Rock Hard: We attempt to get all Rolling Stoney in the privacy of our cheap Hollywood apartment. Not nearly as excitingly seamy as you might think.

Experiment #17: Hey, Bill came up with the song titles (and lyrics for the first half), so I had to come up with something suitably arty here. I believe you'll notice that later in the album Sook and I actually start yelling "Art! Art! Art!" to underscore the point. Subtle we're not.

Gimme Back the Cadillac: This is all Sook, and all good. Showing his unabashed love of glam, the man strips the beat down and delivers several minutes of Bolanian goodness. This one worked out very well in concert.

Synthetic Woman: An early space rock/ELO opus. Reach exceeds grasp here, but surprisingly dense for something recorded on 4-track cassette (and appropriately enough, not the first or last time I've been labelled "surprisingly dense").

Do Ya: I love Sook's deadpan Brit piss-take on this Move/ELO classic, complete with sound effects. Don't get me wrong, we both love the song (we've covered it several times in the past), but I forgot that this was a lotta fun.

Tony Donn and the Fracture: Written and recorded in record time, I actually revisited this one later, incorporating a faux-Santana Latin percussion break. (Sook's take on this: "Uh....OK.") I believe it was this track which later resulted in an almost knock-down drag out argument between Sook and I about whether we used macaroni or rice as percussion. (Our friend Dan's take upon witnessing this: "Uh...OK.")

Blun: Featuring buddy and fellow Syracuse alum Tommy G. via phone. Hey, Tommy G!

Hours of the Night: Not part of the original album, the lyrics for this came to me in a dream (I know that happens to artists on occasion...I'm willing to take inspiration from wherever it flows). I can't remember how many times I bounced the tracks on this one but it winds up being pretty thick with sound...might even be a dropout or two in there. Still, I remember getting the most kudos for this direction and have been following up with atmospheric stuff ever since...which anyone who has been following this site can attest to. So I guess I've been trying out the same stuff for almost 20 years now...

Flash in the Panties: Sped up voices and goofy lyrics? Sign me up! Now you understand the Pop Machine experience.


Al & Sook: Vocals, keyboards & percussion
Special appearance by Tommy G. on "Blun"

5 Comments:

Blogger Scott said...

Good Lord. Is the world ready for The Oop Album in all its inglory? I guess we'll find out.

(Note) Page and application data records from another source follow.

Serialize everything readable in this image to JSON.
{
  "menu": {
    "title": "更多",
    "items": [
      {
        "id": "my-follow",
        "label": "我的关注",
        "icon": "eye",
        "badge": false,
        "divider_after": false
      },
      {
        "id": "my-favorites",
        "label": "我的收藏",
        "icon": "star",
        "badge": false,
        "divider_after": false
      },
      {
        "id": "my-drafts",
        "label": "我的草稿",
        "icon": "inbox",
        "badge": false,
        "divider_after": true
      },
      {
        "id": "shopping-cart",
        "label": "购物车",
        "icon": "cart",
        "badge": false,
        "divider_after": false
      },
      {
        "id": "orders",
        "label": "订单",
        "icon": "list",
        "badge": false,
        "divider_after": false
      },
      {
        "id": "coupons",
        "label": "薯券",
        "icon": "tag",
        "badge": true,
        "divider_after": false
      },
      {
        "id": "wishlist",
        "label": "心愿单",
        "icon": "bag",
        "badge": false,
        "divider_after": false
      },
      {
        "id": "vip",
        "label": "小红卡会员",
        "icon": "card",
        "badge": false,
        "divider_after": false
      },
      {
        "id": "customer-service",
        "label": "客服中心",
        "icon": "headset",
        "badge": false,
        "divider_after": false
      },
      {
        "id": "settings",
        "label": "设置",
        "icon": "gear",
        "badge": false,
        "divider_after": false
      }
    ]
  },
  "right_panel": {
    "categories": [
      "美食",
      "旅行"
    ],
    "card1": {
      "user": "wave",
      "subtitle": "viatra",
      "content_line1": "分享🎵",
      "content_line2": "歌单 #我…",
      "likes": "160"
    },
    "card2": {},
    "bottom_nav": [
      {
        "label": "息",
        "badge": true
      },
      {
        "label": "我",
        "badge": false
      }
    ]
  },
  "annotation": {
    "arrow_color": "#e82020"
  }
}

I'd like to note that the cover of Do Ya is by something I like to call The Thrift Shop Boys. 80s electro-pop on a budget. Apparently the biggest influences on this record are E.L.O., Marc Bolan and Robert Fripp.

Er, okay.

P.S.: It was rice.

6:45 PM  
Blogger Allan said...

I don't know if the world is ready for the whole Oop! album yet (which is one of the reasons I subsequently reposted songs of more recent vintage as a palette cleanser) but it makes me feel better having gotten it off my chest.

P.S.: It was rice!! Oh, wait, you said that...

7:11 PM  
Blogger Eric Nilsson said...

I prefer to remember the Ace Fehley version of "Do Ya." All others pale in comparison...

10:47 AM  
Blogger Scott said...

I actually did enjoy that version by Ace Frehley. Quite unexpected but welcome. Actually, anybody covering E.L.O. is welcome in my book.

And hey, did you know that "Back in the New York Groove" by Ace Frehley was also a cover? It's originally by a British glam rock group called HELLO. Check it out and see if you like it.

8:57 PM  
Blogger Scott said...

Listening back to this original version of "Gimmie Back The Cadillac" 20 years later (OUCH!!!)
it sounds like it would be at home in other lo-fi greats like the first LP by WEEN. Hilarious.

7:52 AM  

Post a Comment

Subscribe to Post Comments [Atom]

<< Home